Imagine picking and eating your own fresh fruit straight from your balcony garden. It’s perfectly possible to do – many fruit trees and bushes grow well in pots and look beautiful and taste delicious. Here’s how to grow your own fruit on your balcony.
Tips for balcony gardening
When gardening on a balcony, there are a few things to bear in mind:
- Pots filled with wet soil can be weighty, so take care not to overload your balcony. Lightweight plastic or fibreglass pots are a better bet than heavy terracotta, provided they are securely fixed down and won’t blow around.
- Most fruit needs at least 6 hours of sun per day, but there are also fruits which will do well on a shady balcony, like alpine strawberries, gooseberries and blackcurrants. Look at how much sun your balcony gets and choose the fruits that will grow best there.
- Balconies are often windy, so put up a windbreak to protect your plants. Bamboo cane screening fixed to the balcony railings in the direction of the prevailing wind (usually the west-facing side) is ideal.
- Look for clever space-saving solutions like balcony planters that hook over balcony railings.
Balcony gardens and pollination
All plants need to be pollinated to produce fruit. Some fruits need to be pollinated by a different variety of that fruit, while others are self-fertile.

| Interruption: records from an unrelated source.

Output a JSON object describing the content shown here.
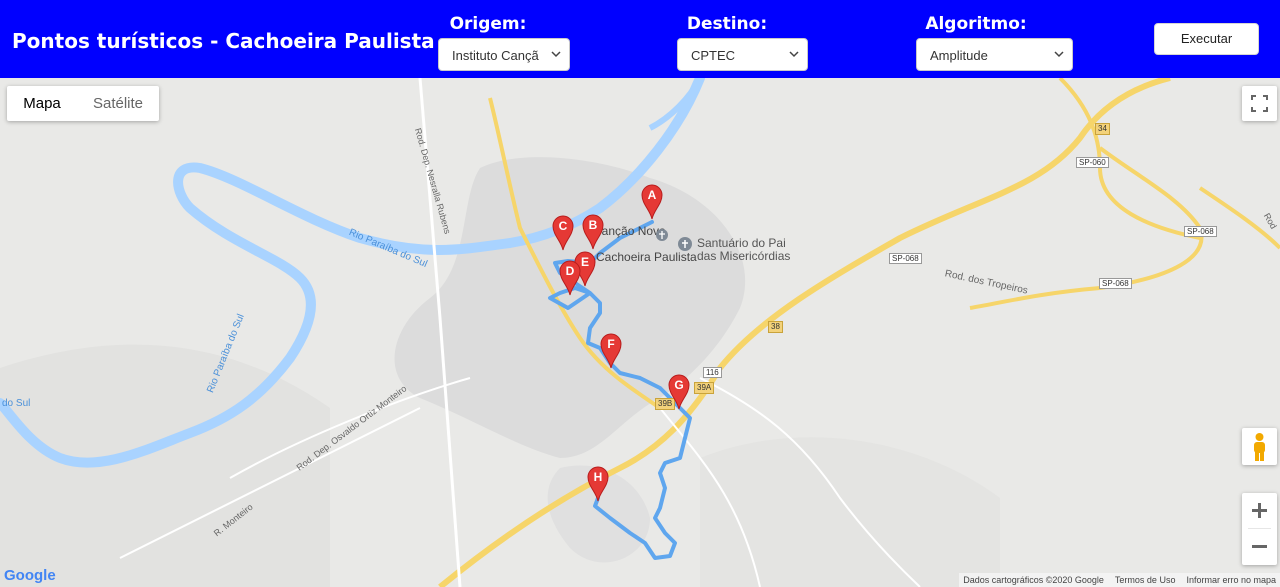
{
  "header": {
    "title": "Pontos turísticos - Cachoeira Paulista",
    "origin_label": "Origem:",
    "origin_value": "Instituto Cançã",
    "destination_label": "Destino:",
    "destination_value": "CPTEC",
    "algorithm_label": "Algoritmo:",
    "algorithm_value": "Amplitude",
    "run_label": "Executar"
  },
  "map": {
    "type_map": "Mapa",
    "type_satellite": "Satélite",
    "place_1": "Canção Nova",
    "place_2a": "Santuário do Pai",
    "place_2b": "das Misericórdias",
    "town": "Cachoeira Paulista",
    "rivers": [
      "Rio Paraíba do Sul",
      "Rio Paraíba do Sul",
      "do Sul"
    ],
    "roads": [
      "Rod. Dep. Nesralla Rubens",
      "Rod. Dep. Osvaldo Ortiz Monteiro",
      "R. Monteiro",
      "Rod. dos Tropeiros",
      "Rod"
    ],
    "shields": [
      "SP-060",
      "SP-068",
      "SP-068",
      "SP-068",
      "34",
      "38",
      "116",
      "39A",
      "39B"
    ],
    "markers": [
      "A",
      "B",
      "C",
      "D",
      "E",
      "F",
      "G",
      "H"
    ],
    "logo": "Google",
    "footer": [
      "Dados cartográficos ©2020 Google",
      "Termos de Uso",
      "Informar erro no mapa"
    ],
    "route_color": "#5fa6ee",
    "marker_color": "#e53935"
  }
}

Since space is limited on a balcony, plant self-fertile fruit varieties wherever possible, it’s also worth having a few flowering plants to attract bees and other pollinators to your balcony garden. Coastal and Mediterranean plants such as sea thrift, lavender and thyme cope well with exposed conditions on balconies and are great for attracting pollinators.
Fruit to grow on balconies
- Strawberries are easy to grow in pots and look good even when the strawberry harvest is over. Look for new varieties like the ‘Summer Breeze’ range with colourful flowers and a very long harvest period.
- Ballerina apples are ideal for pots with their very upright shape, and fruits held on short side stems off the main trunk. However, they are not self-fertile, so you’ll need a second apple tree or crab apple nearby to allow for pollination. Apple trees need at least 6 hours of sun a day to do well.
- Blueberries need acidic soil, so they’re ideal for pots filled with ericaceous compost. Their white spring flowers and beautiful autumn foliage give them added appeal. If you only have space for one plant, choose a self-fertile variety like ‘Bluecrop’ or ‘Sunshine Blue’ but if possible, grow two different types for a better harvest.
- Gooseberries will grow well in a large pot filled with loam-based compost, and they can cope with some shade. They’re self-fertile, so you only need one plant for a good harvest.